What fraction of America’s $4+ gallon gasoline is due to the war in Iraq?

A Siegel, The Oil Drum
Earlier today, someone asserted that well over half (or more than $2) of America’s $4.10 gallon of gas is due to the war. Another person asked “Is that right?” And, after pulling out some hair from my head, my response was both short and then long.

The short:

Two dollars a gallon is, perhaps, as good a swag as anyone’s.

I think.

And, the long? well, it’s under the fold. 🙂
(10 July 2008)

The Afghan pipeline you don’t know about

Tom Engelhardt, The Nation
… Well, speak of the dead and not-quite-buried. It turns out that, in April, Turkmenistan, Afghanistan, Pakistan, and India (acronymically TAPI) signed a Gas Pipeline Framework Agreement to build a U.S.-backed $7.6 billion pipeline. It would, of course, bypass Iran and new energy giant Russia, carrying Turkmeni natural gas and oil to Pakistan and India. Construction would, theoretically, begin in 2010. Put the emphasis on “theoretically,” because the pipeline is, once again, to run straight through Kandahar and so directly into the heartland of the Taliban insurgency.

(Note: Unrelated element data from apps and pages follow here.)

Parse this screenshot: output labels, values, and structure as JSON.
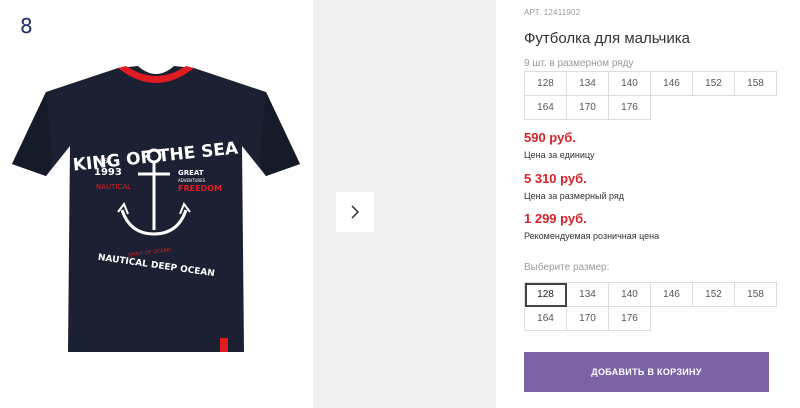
{
  "gallery": {
    "counter": "8",
    "shirt_print": {
      "headline": "KING OF THE SEA",
      "est": "EST",
      "year": "1993",
      "great": "GREAT",
      "adventures": "ADVENTURES",
      "nautical": "NAUTICAL",
      "freedom": "FREEDOM",
      "spirit": "SPIRIT OF OCEAN",
      "bottom": "NAUTICAL DEEP OCEAN"
    },
    "next_icon": "chevron-right-icon"
  },
  "product": {
    "sku": "АРТ. 12411902",
    "title": "Футболка для мальчика",
    "pack_note": "9 шт. в размерном ряду",
    "pack_sizes": [
      "128",
      "134",
      "140",
      "146",
      "152",
      "158",
      "164",
      "170",
      "176"
    ],
    "unit_price": "590 руб.",
    "unit_price_label": "Цена за единицу",
    "row_price": "5 310 руб.",
    "row_price_label": "Цена за размерный ряд",
    "retail_price": "1 299 руб.",
    "retail_price_label": "Рекомендуемая розничная цена",
    "choose_label": "Выберите размер:",
    "selectable_sizes": [
      "128",
      "134",
      "140",
      "146",
      "152",
      "158",
      "164",
      "170",
      "176"
    ],
    "selected_size": "128",
    "add_to_cart": "ДОБАВИТЬ В КОРЗИНУ",
    "colors": {
      "price": "#d8232a",
      "button": "#7b63a6"
    }
  }
}
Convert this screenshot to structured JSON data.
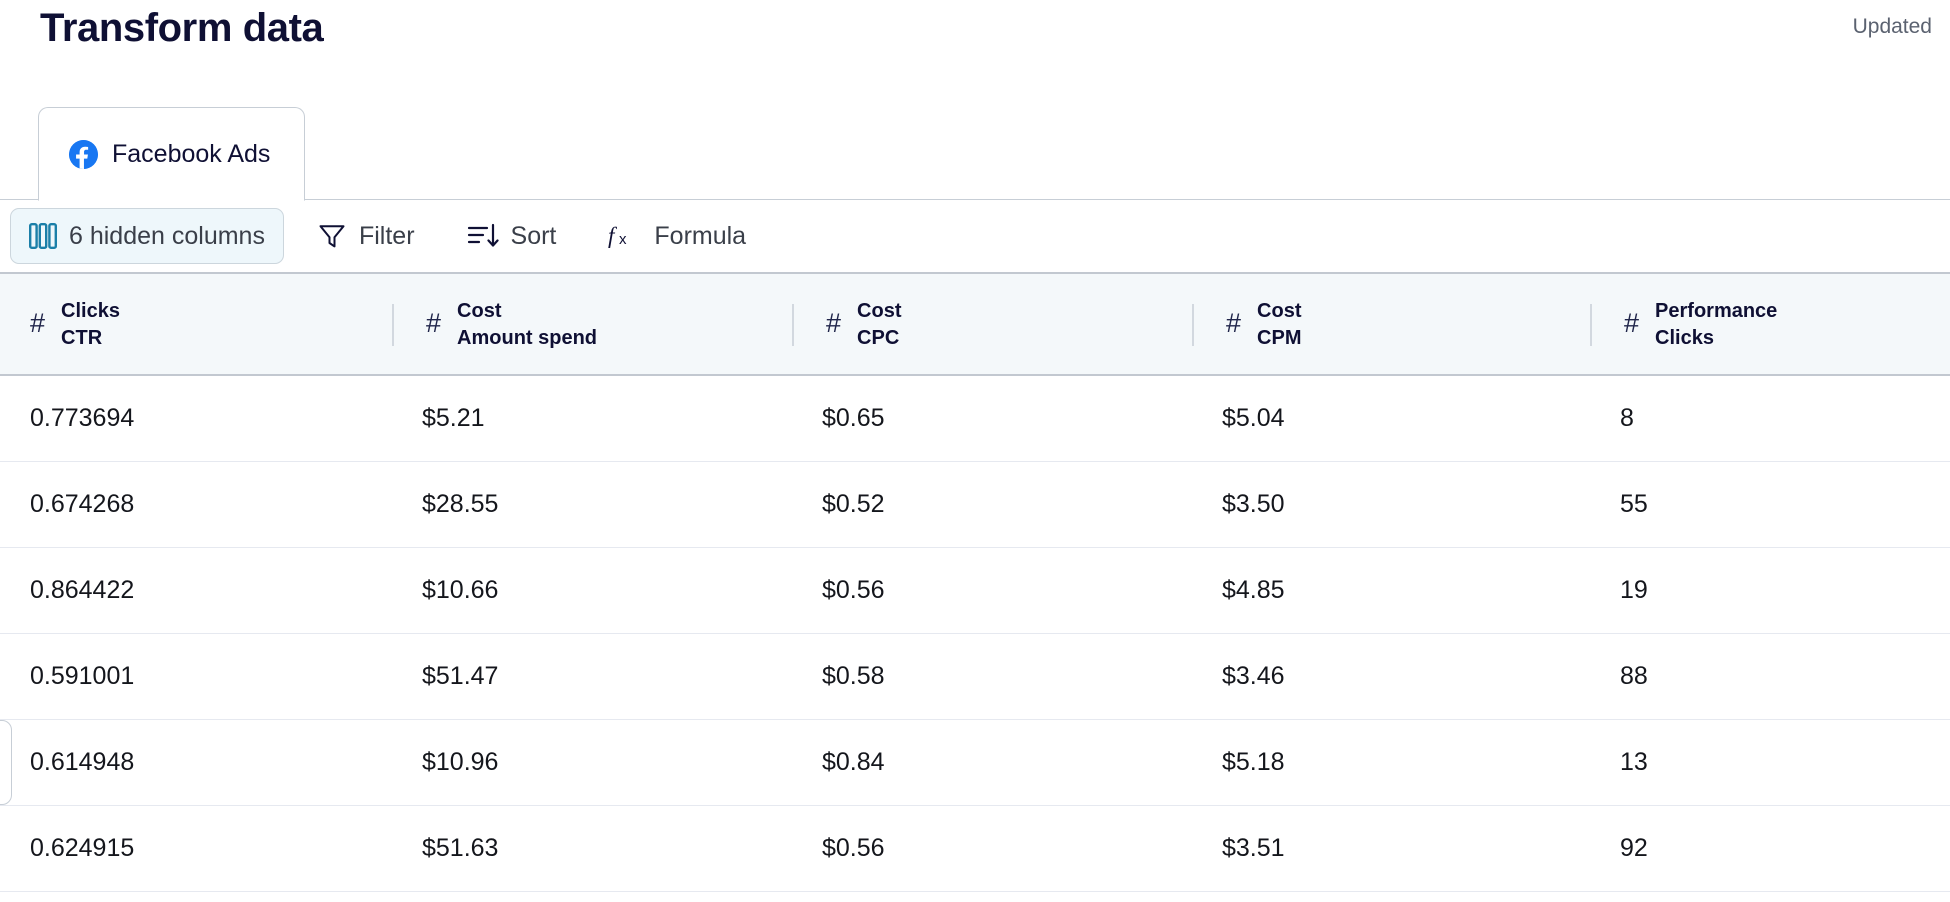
{
  "header": {
    "title": "Transform data",
    "updated_label": "Updated"
  },
  "tabs": [
    {
      "label": "Facebook Ads",
      "icon": "facebook-icon",
      "active": true
    }
  ],
  "toolbar": {
    "hidden_columns_label": "6 hidden columns",
    "hidden_columns_icon": "columns-icon",
    "filter_label": "Filter",
    "filter_icon": "filter-funnel-icon",
    "sort_label": "Sort",
    "sort_icon": "sort-descending-icon",
    "formula_label": "Formula",
    "formula_icon": "fx-formula-icon"
  },
  "table": {
    "columns": [
      {
        "type_icon": "number-type-icon",
        "group": "Clicks",
        "field": "CTR"
      },
      {
        "type_icon": "number-type-icon",
        "group": "Cost",
        "field": "Amount spend"
      },
      {
        "type_icon": "number-type-icon",
        "group": "Cost",
        "field": "CPC"
      },
      {
        "type_icon": "number-type-icon",
        "group": "Cost",
        "field": "CPM"
      },
      {
        "type_icon": "number-type-icon",
        "group": "Performance",
        "field": "Clicks"
      }
    ],
    "rows": [
      {
        "ctr": "0.773694",
        "amount_spend": "$5.21",
        "cpc": "$0.65",
        "cpm": "$5.04",
        "clicks": "8",
        "focused": false
      },
      {
        "ctr": "0.674268",
        "amount_spend": "$28.55",
        "cpc": "$0.52",
        "cpm": "$3.50",
        "clicks": "55",
        "focused": false
      },
      {
        "ctr": "0.864422",
        "amount_spend": "$10.66",
        "cpc": "$0.56",
        "cpm": "$4.85",
        "clicks": "19",
        "focused": false
      },
      {
        "ctr": "0.591001",
        "amount_spend": "$51.47",
        "cpc": "$0.58",
        "cpm": "$3.46",
        "clicks": "88",
        "focused": false
      },
      {
        "ctr": "0.614948",
        "amount_spend": "$10.96",
        "cpc": "$0.84",
        "cpm": "$5.18",
        "clicks": "13",
        "focused": true
      },
      {
        "ctr": "0.624915",
        "amount_spend": "$51.63",
        "cpc": "$0.56",
        "cpm": "$3.51",
        "clicks": "92",
        "focused": false
      }
    ]
  },
  "colors": {
    "brand_facebook": "#1877f2",
    "accent_teal": "#1b7fa8",
    "header_bg": "#f4f8fa",
    "pill_bg": "#eef7fb",
    "text_dark": "#0f1034",
    "border": "#c7ced6"
  }
}
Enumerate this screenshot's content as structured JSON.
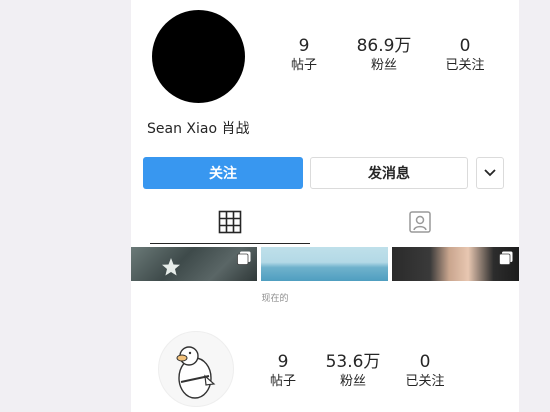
{
  "profile": {
    "username": "Sean Xiao 肖战",
    "stats": [
      {
        "value": "9",
        "label": "帖子"
      },
      {
        "value": "86.9万",
        "label": "粉丝"
      },
      {
        "value": "0",
        "label": "已关注"
      }
    ]
  },
  "actions": {
    "follow_label": "关注",
    "message_label": "发消息"
  },
  "tabs": [
    {
      "name": "grid",
      "icon": "grid-icon",
      "active": true
    },
    {
      "name": "tagged",
      "icon": "tagged-person-icon",
      "active": false
    }
  ],
  "caption": "现在的",
  "profile_2": {
    "stats": [
      {
        "value": "9",
        "label": "帖子"
      },
      {
        "value": "53.6万",
        "label": "粉丝"
      },
      {
        "value": "0",
        "label": "已关注"
      }
    ]
  },
  "colors": {
    "accent": "#3897f0",
    "border": "#dbdbdb",
    "text": "#262626",
    "muted": "#8e8e8e"
  }
}
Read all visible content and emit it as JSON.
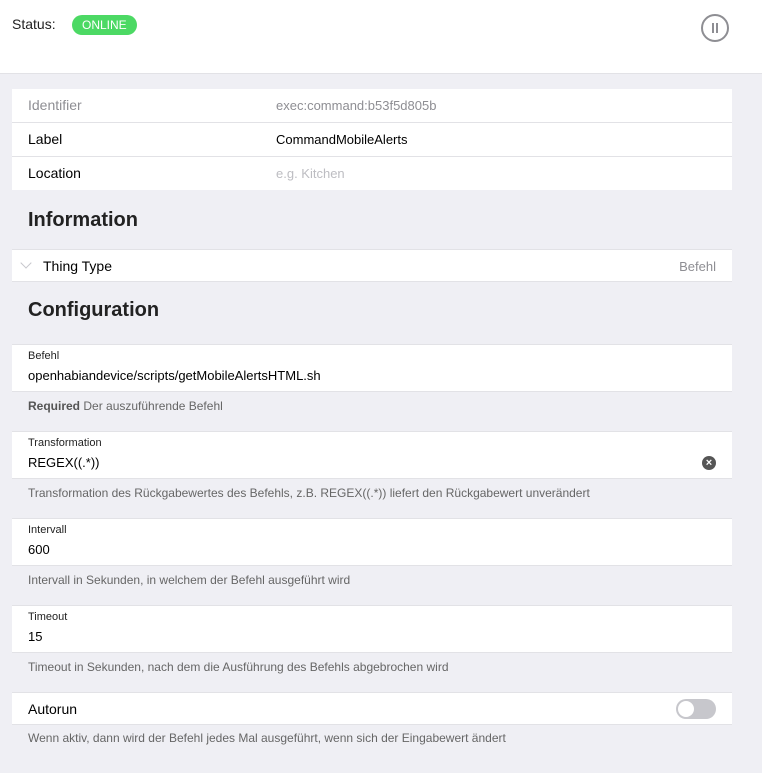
{
  "status": {
    "label": "Status:",
    "badge": "ONLINE"
  },
  "details": {
    "identifier_label": "Identifier",
    "identifier_value": "exec:command:b53f5d805b",
    "label_label": "Label",
    "label_value": "CommandMobileAlerts",
    "location_label": "Location",
    "location_placeholder": "e.g. Kitchen"
  },
  "information": {
    "title": "Information",
    "thing_type_label": "Thing Type",
    "thing_type_value": "Befehl"
  },
  "configuration": {
    "title": "Configuration",
    "befehl": {
      "label": "Befehl",
      "value": "openhabiandevice/scripts/getMobileAlertsHTML.sh",
      "help_required": "Required",
      "help": "Der auszuführende Befehl"
    },
    "transformation": {
      "label": "Transformation",
      "value": "REGEX((.*))",
      "help": "Transformation des Rückgabewertes des Befehls, z.B. REGEX((.*)) liefert den Rückgabewert unverändert"
    },
    "intervall": {
      "label": "Intervall",
      "value": "600",
      "help": "Intervall in Sekunden, in welchem der Befehl ausgeführt wird"
    },
    "timeout": {
      "label": "Timeout",
      "value": "15",
      "help": "Timeout in Sekunden, nach dem die Ausführung des Befehls abgebrochen wird"
    },
    "autorun": {
      "label": "Autorun",
      "enabled": false,
      "help": "Wenn aktiv, dann wird der Befehl jedes Mal ausgeführt, wenn sich der Eingabewert ändert"
    }
  }
}
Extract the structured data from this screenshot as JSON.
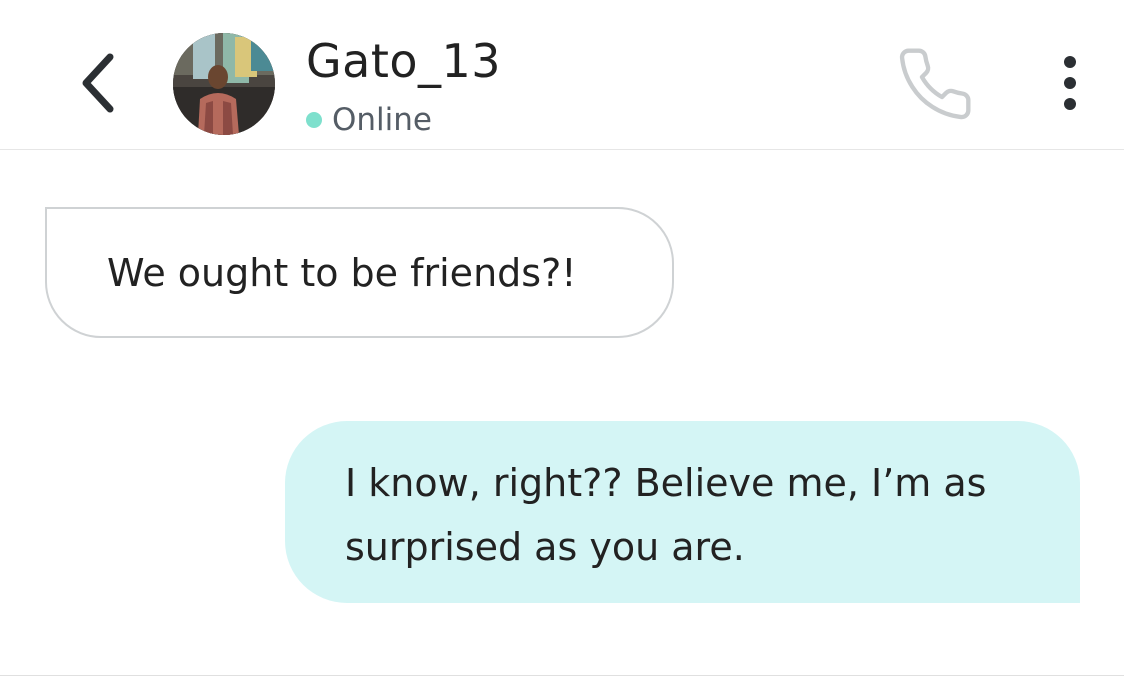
{
  "header": {
    "back_icon": "chevron-left-icon",
    "avatar_alt": "contact-avatar",
    "contact_name": "Gato_13",
    "status_text": "Online",
    "status_color": "#7ee0cd",
    "call_icon": "phone-icon",
    "more_icon": "vertical-dots-icon"
  },
  "messages": [
    {
      "direction": "incoming",
      "text": "We ought to be friends?!"
    },
    {
      "direction": "outgoing",
      "text": "I know, right?? Believe me, I’m as surprised as you are.",
      "bubble_color": "#d4f5f5"
    }
  ]
}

Pepe Escobar of Asia Times caught the spirit of the moment perfectly: “The government of Afghan President Hamid Karzai, which cannot even provide security for a few streets in central Kabul, has engaged in Hollywood-style suspension of disbelief by assuring unsuspecting customers it will not only get rid of millions of land mines blocking TAPI’s route, it will get rid of the Taliban themselves.” Nonetheless, as in Iraq, American (and NATO) troops could one day be directly protecting (and dying for) the investments of Big Oil in a new version of the old imperial “Great Game” with a special modern emphasis on pipeline politics.

There has been a flurry of reportage on the revived pipeline plan in Canada, where — bizarrely enough — journalists and columnists actually worry about such ephemeral possibilities as Canadian troops spending the next half century protecting Turkmeni energy. If you happen to live in the U.S., though, you would really have no way of knowing about such developments, no less their backstory, unless you were wandering the foreign press online.
(7 July 2008)